When Fred T. Korematsu received the Presidential Medal of Freedom in 1998, President Clinton said that “in the long history of our country’s constant search for justice, some names of ordinary citizens stand for millions of souls — Plessy, Brown, Parks. To that distinguished list today we add the name of Fred Korematsu.”
Fred Korematsu was, in the best sense of both words, an ordinary hero. A native Californian, born and raised in Oakland and a welder by trade, he simply refused to accept his government’s order to relocate under the brutal and misguided policy of Japanese-American internment during World War II. Korematsu’s staunch determination to be treated like the loyal American citizen he was came to define his life story, in both his decades-long legal battle against internment and his later recognition as a leader in the cause of civil rights. On this 96th anniversary of his birth, we remember him as one who resisted injustice during a dark chapter in our nation’s history, and later worked tirelessly to prevent its repetition.
NOW THEREFORE I, EDMUND G. BROWN JR., Governor of the State of California, do hereby proclaim January 30th 2015, as “Fred Korematsu Day.”
IN WITNESS WHEREOF I have hereunto set my hand and caused the Great Seal of the State of California to be affixed this 30th day of January 2015.
Actor, activist and social-media phenomenon George Takei – who as a child was interned with his family in a relocation camp – will keynote the 5th Annual Fred Korematsu Day Celebration at 7:30 p.m. Friday at the City Arts and Lectures-Nourse Theatre in San Francisco.
Some Bay Area folks were tweeting on Korematsu today:
— Rob Bonta (@RobBonta) January 30, 2015

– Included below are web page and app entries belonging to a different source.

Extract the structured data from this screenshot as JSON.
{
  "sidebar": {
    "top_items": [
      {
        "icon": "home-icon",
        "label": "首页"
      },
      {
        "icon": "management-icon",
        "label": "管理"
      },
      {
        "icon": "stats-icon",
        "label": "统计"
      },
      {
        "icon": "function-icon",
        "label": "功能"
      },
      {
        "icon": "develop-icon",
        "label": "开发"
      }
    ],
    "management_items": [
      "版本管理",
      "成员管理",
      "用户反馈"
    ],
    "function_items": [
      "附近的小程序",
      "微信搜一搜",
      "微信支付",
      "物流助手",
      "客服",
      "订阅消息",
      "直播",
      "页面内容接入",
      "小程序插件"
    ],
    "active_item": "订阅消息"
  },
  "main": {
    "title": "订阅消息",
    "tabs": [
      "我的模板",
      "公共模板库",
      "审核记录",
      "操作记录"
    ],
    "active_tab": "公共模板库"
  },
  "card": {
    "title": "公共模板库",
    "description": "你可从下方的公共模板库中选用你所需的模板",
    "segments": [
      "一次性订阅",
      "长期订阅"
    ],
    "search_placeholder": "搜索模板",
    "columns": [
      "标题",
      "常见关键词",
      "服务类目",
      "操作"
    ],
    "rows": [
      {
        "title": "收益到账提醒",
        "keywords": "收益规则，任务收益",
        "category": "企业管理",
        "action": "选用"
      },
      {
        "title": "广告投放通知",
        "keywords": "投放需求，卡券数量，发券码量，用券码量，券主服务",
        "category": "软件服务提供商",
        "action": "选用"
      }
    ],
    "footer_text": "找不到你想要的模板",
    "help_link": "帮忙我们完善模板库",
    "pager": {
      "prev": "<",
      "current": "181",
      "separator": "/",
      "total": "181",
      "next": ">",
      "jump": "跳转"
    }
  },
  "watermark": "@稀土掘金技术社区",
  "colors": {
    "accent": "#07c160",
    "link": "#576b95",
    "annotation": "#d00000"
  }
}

— Ellen Kamei (@mtnviewellen) January 30, 2015
Also, California isn’t the only state to mark this day, and some would like to see this made a national holiday.